Some people shy away from roles that are fast-paced and challenging. But not Kristen Waddell—she thrives in that kind of environment.
Kristen is a nurse practitioner in Children’s of Alabama’s Pediatric Intensive Care Unit (PICU), a role she’s had for nearly six years. It’s a job that’s different every day, but that’s just one of the many reasons she considers nurse practitioner her ideal job. “I love how challenging it is,” she explains. “There are many areas of the job, so you are always learning and doing new things. And you have the nurturing role of taking care of patients while also doing more of the medical and scientific aspects as well.”
Those daily tasks include anything and everything—from assessing patients, ordering labs and medication, and performing physical assessments to doing procedures like intubation and central lines and meeting with families, doctors and others on the hospital’s staff. “I like to say that nurse practitioners fill in the holes,” she says. “We’re performing many different jobs that need to be done to provide the best patient care possible.”

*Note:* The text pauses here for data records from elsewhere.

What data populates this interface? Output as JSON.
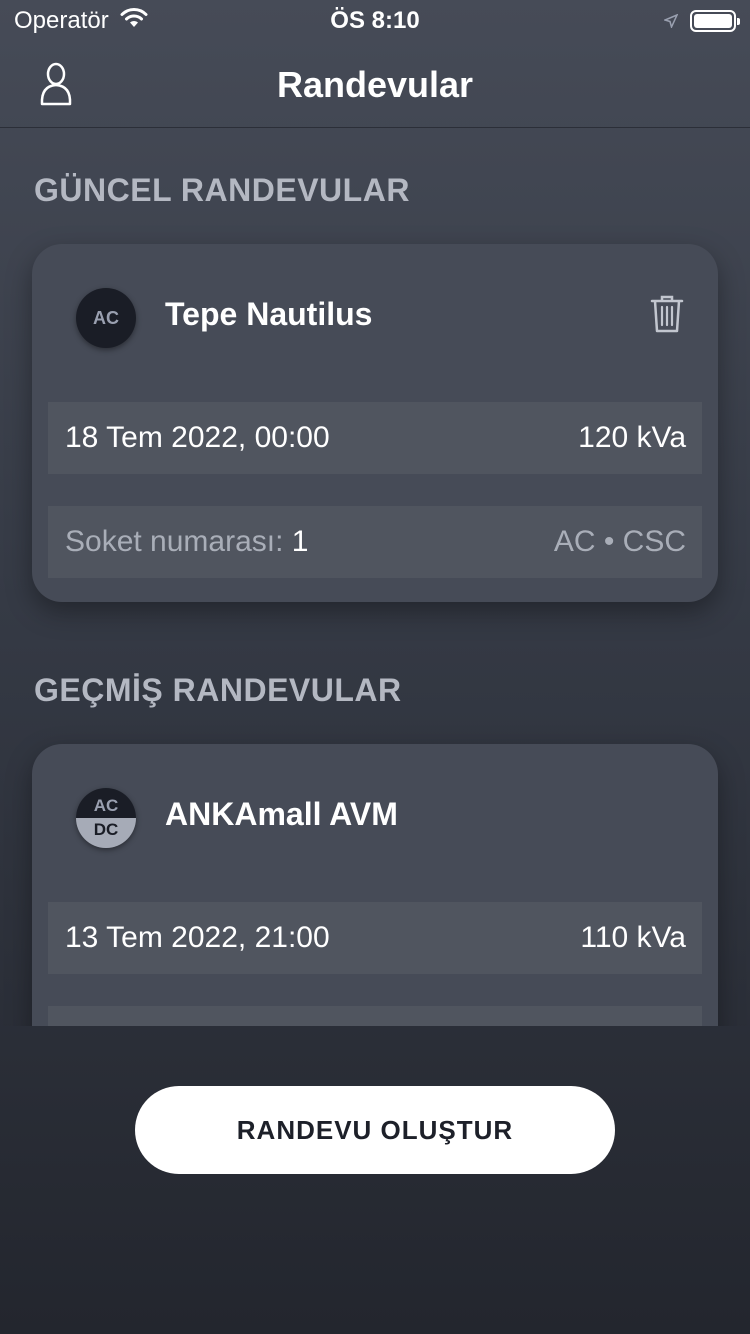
{
  "status_bar": {
    "carrier": "Operatör",
    "time": "ÖS 8:10"
  },
  "nav": {
    "title": "Randevular",
    "profile_icon": "person-icon"
  },
  "sections": {
    "current_title": "GÜNCEL RANDEVULAR",
    "past_title": "GEÇMİŞ RANDEVULAR"
  },
  "current_appointment": {
    "badge": "AC",
    "station": "Tepe Nautilus",
    "date": "18 Tem 2022, 00:00",
    "power": "120 kVa",
    "socket_label": "Soket numarası:",
    "socket_number": "1",
    "connector": "AC • CSC"
  },
  "past_appointment": {
    "badge_top": "AC",
    "badge_bottom": "DC",
    "station": "ANKAmall AVM",
    "date": "13 Tem 2022, 21:00",
    "power": "110 kVa"
  },
  "actions": {
    "create_label": "RANDEVU OLUŞTUR"
  }
}
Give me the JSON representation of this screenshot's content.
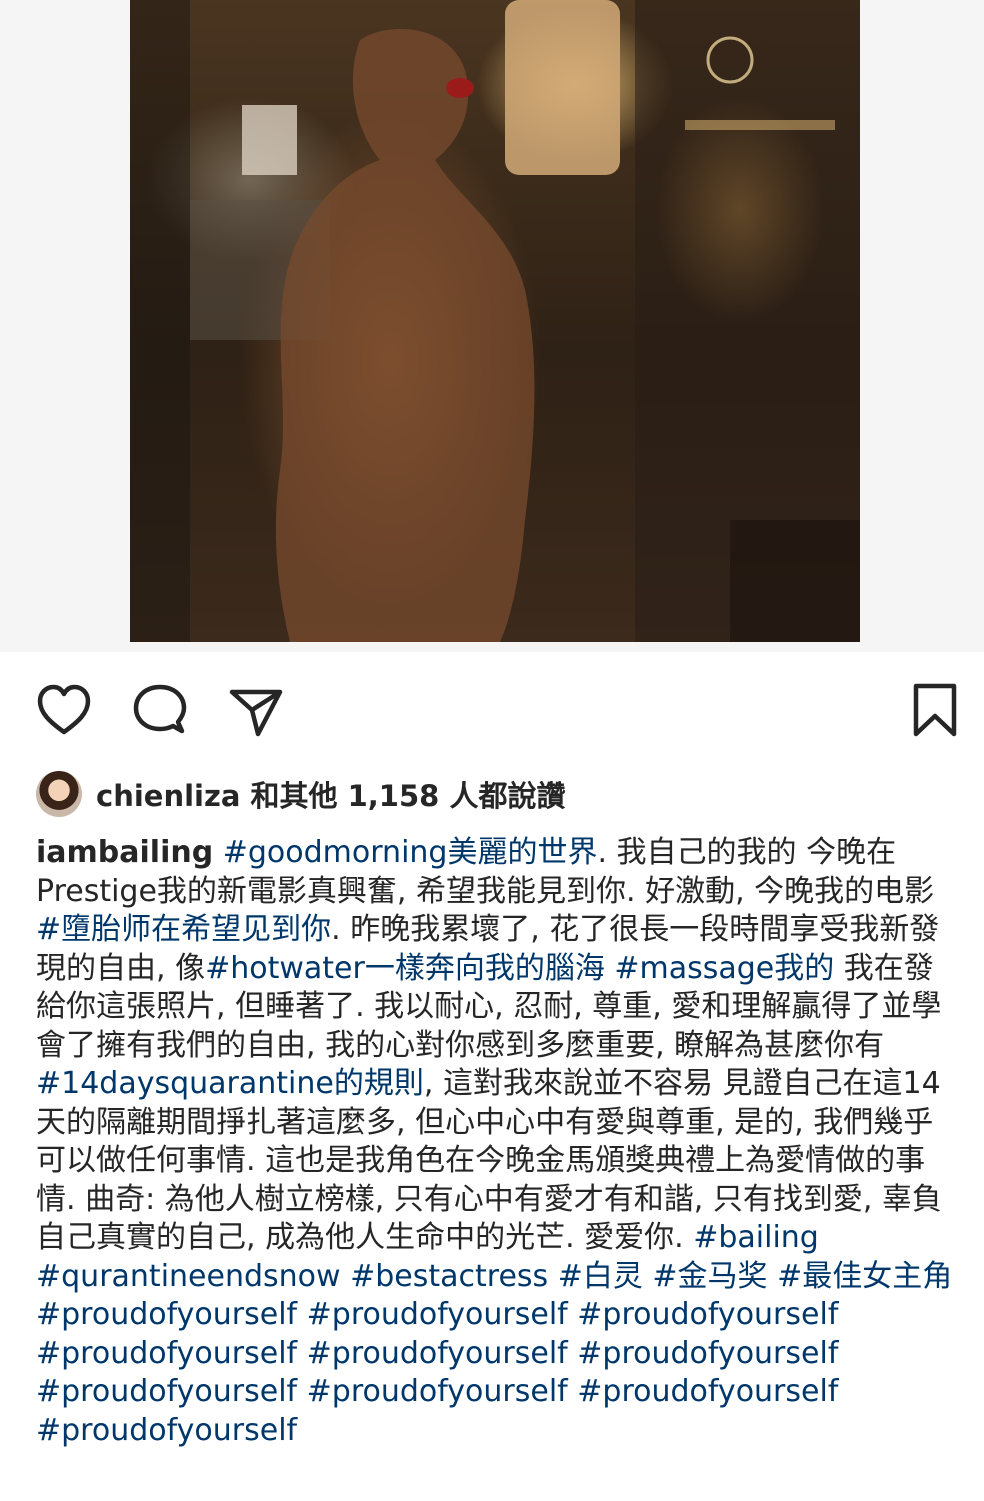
{
  "post": {
    "username": "iambailing"
  },
  "likes": {
    "liker": "chienliza",
    "rest": " 和其他 1,158 人都說讚"
  },
  "caption": [
    {
      "type": "tag",
      "text": "#goodmorning美麗的世界"
    },
    {
      "type": "text",
      "text": ". 我自己的我的 今晚在Prestige我的新電影真興奮, 希望我能見到你. 好激動, 今晚我的电影"
    },
    {
      "type": "tag",
      "text": "#墮胎师在希望见到你"
    },
    {
      "type": "text",
      "text": ". 昨晚我累壞了, 花了很長一段時間享受我新發現的自由, 像"
    },
    {
      "type": "tag",
      "text": "#hotwater一樣奔向我的腦海"
    },
    {
      "type": "text",
      "text": " "
    },
    {
      "type": "tag",
      "text": "#massage我的"
    },
    {
      "type": "text",
      "text": " 我在發給你這張照片, 但睡著了. 我以耐心, 忍耐, 尊重, 愛和理解贏得了並學會了擁有我們的自由, 我的心對你感到多麼重要, 瞭解為甚麼你有"
    },
    {
      "type": "tag",
      "text": "#14daysquarantine的規則"
    },
    {
      "type": "text",
      "text": ", 這對我來說並不容易 見證自己在這14天的隔離期間掙扎著這麼多, 但心中心中有愛與尊重, 是的, 我們幾乎可以做任何事情. 這也是我角色在今晚金馬頒獎典禮上為愛情做的事情. 曲奇: 為他人樹立榜樣, 只有心中有愛才有和諧, 只有找到愛, 辜負自己真實的自己, 成為他人生命中的光芒. 愛爱你. "
    },
    {
      "type": "tag",
      "text": "#bailing"
    },
    {
      "type": "text",
      "text": " "
    },
    {
      "type": "tag",
      "text": "#qurantineendsnow"
    },
    {
      "type": "text",
      "text": " "
    },
    {
      "type": "tag",
      "text": "#bestactress"
    },
    {
      "type": "text",
      "text": " "
    },
    {
      "type": "tag",
      "text": "#白灵"
    },
    {
      "type": "text",
      "text": " "
    },
    {
      "type": "tag",
      "text": "#金马奖"
    },
    {
      "type": "text",
      "text": " "
    },
    {
      "type": "tag",
      "text": "#最佳女主角"
    },
    {
      "type": "text",
      "text": " "
    },
    {
      "type": "tag",
      "text": "#proudofyourself"
    },
    {
      "type": "text",
      "text": " "
    },
    {
      "type": "tag",
      "text": "#proudofyourself"
    },
    {
      "type": "text",
      "text": " "
    },
    {
      "type": "tag",
      "text": "#proudofyourself"
    },
    {
      "type": "text",
      "text": " "
    },
    {
      "type": "tag",
      "text": "#proudofyourself"
    },
    {
      "type": "text",
      "text": " "
    },
    {
      "type": "tag",
      "text": "#proudofyourself"
    },
    {
      "type": "text",
      "text": " "
    },
    {
      "type": "tag",
      "text": "#proudofyourself"
    },
    {
      "type": "text",
      "text": " "
    },
    {
      "type": "tag",
      "text": "#proudofyourself"
    },
    {
      "type": "text",
      "text": " "
    },
    {
      "type": "tag",
      "text": "#proudofyourself"
    },
    {
      "type": "text",
      "text": " "
    },
    {
      "type": "tag",
      "text": "#proudofyourself"
    },
    {
      "type": "text",
      "text": " "
    },
    {
      "type": "tag",
      "text": "#proudofyourself"
    }
  ],
  "icons": {
    "like": "heart-icon",
    "comment": "comment-icon",
    "share": "paper-plane-icon",
    "save": "bookmark-icon",
    "tagged": "user-tag-icon"
  },
  "colors": {
    "text": "#262626",
    "hashtag": "#00376b",
    "background": "#ffffff"
  }
}
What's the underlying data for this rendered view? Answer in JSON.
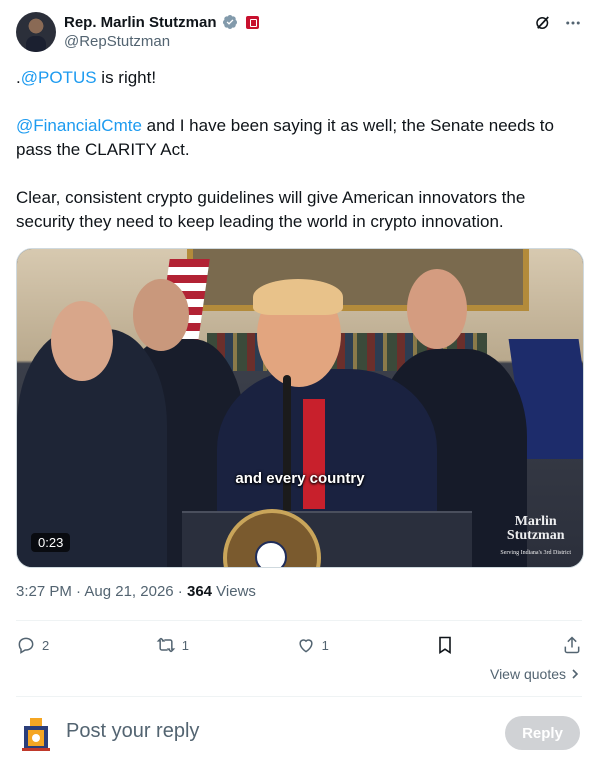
{
  "author": {
    "name": "Rep. Marlin Stutzman",
    "handle": "@RepStutzman"
  },
  "tweet": {
    "p1_prefix": ".",
    "p1_mention": "@POTUS",
    "p1_rest": " is right!",
    "p2_mention": "@FinancialCmte",
    "p2_rest": " and I have been saying it as well; the Senate needs to pass the CLARITY Act.",
    "p3": "Clear, consistent crypto guidelines will give American innovators the security they need to keep leading the world in crypto innovation."
  },
  "media": {
    "caption": "and every country",
    "duration": "0:23",
    "watermark_line1": "Marlin",
    "watermark_line2": "Stutzman",
    "watermark_sub": "Serving Indiana's 3rd District"
  },
  "meta": {
    "time": "3:27 PM",
    "separator": " · ",
    "date": "Aug 21, 2026",
    "views_count": "364",
    "views_label": " Views"
  },
  "actions": {
    "replies": "2",
    "reposts": "1",
    "likes": "1"
  },
  "view_quotes": "View quotes",
  "reply_box": {
    "placeholder": "Post your reply",
    "button": "Reply"
  },
  "colors": {
    "accent": "#1d9bf0",
    "text": "#0f1419",
    "muted": "#536471",
    "reply_disabled": "#d0d2d5"
  },
  "icons": [
    "verified-badge-icon",
    "congress-flag-icon",
    "grok-icon",
    "more-icon",
    "reply-icon",
    "repost-icon",
    "like-icon",
    "bookmark-icon",
    "share-icon",
    "chevron-right-icon"
  ]
}
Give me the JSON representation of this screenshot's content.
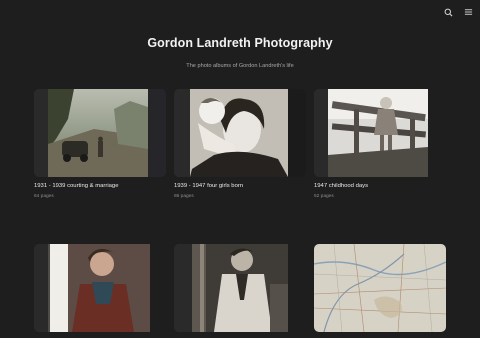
{
  "header": {
    "title": "Gordon Landreth Photography",
    "subtitle": "The photo albums of Gordon Landreth's life"
  },
  "toolbar": {
    "icons": [
      "search-icon",
      "menu-icon"
    ]
  },
  "albums": [
    {
      "title": "1931 - 1939 courting & marriage",
      "pages": "64 pages"
    },
    {
      "title": "1939 - 1947 four girls born",
      "pages": "86 pages"
    },
    {
      "title": "1947 childhood days",
      "pages": "52 pages"
    },
    {
      "title": "",
      "pages": ""
    },
    {
      "title": "",
      "pages": ""
    },
    {
      "title": "",
      "pages": ""
    }
  ],
  "colors": {
    "background": "#1e1e1e",
    "card": "#2a2a2a",
    "text": "#ececec",
    "muted": "#8d8d8d"
  }
}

While Kristen thoroughly enjoys her role as a nurse practitioner, it wasn’t always part of her plan. She graduated from the University of Alabama at Birmingham as a nurse and went to work at Children’s, then decided to go back to school a few years later to get her Master’s degree and go into education. When she began clinicals everything changed. “At that time, I was in the Master’s program for acute care pediatric nurse practitioner, so I had to do clinicals, and that’s when I just fell in love with being a nurse practitioner,” she says. “It’s the best of both worlds to me. It’s still nursing driven and you have direct hands-on care of the patient, but you still get to be a prescriber and think in a different way about the patient care.”
Kristen believes her nursing experience and mindset helps in the many different roles she plays as a nurse practitioner. “I understand the bedside nursing role because of my background, but I also work closely with the prescribing team,” she explains. “Because of that, I consider myself someone who can go between each group and relay information in a really helpful way.”
And while Kristen is pleased to help out in all areas she can, she’s also appreciative that at Children’s she has so many co-workers who are there to help her. “One of the things I like best about working at Children’s is that we are all such an integrated team,” she says. “There are so many different multidisciplinary interactions that you experience throughout the day. PICU attendings, fellows, residents, nurses, other nurse practitioners, respiratory therapists, and many others. I learn so much even when I’m just listening to another team share information. You won’t get so many specialists and team members working together just anywhere.”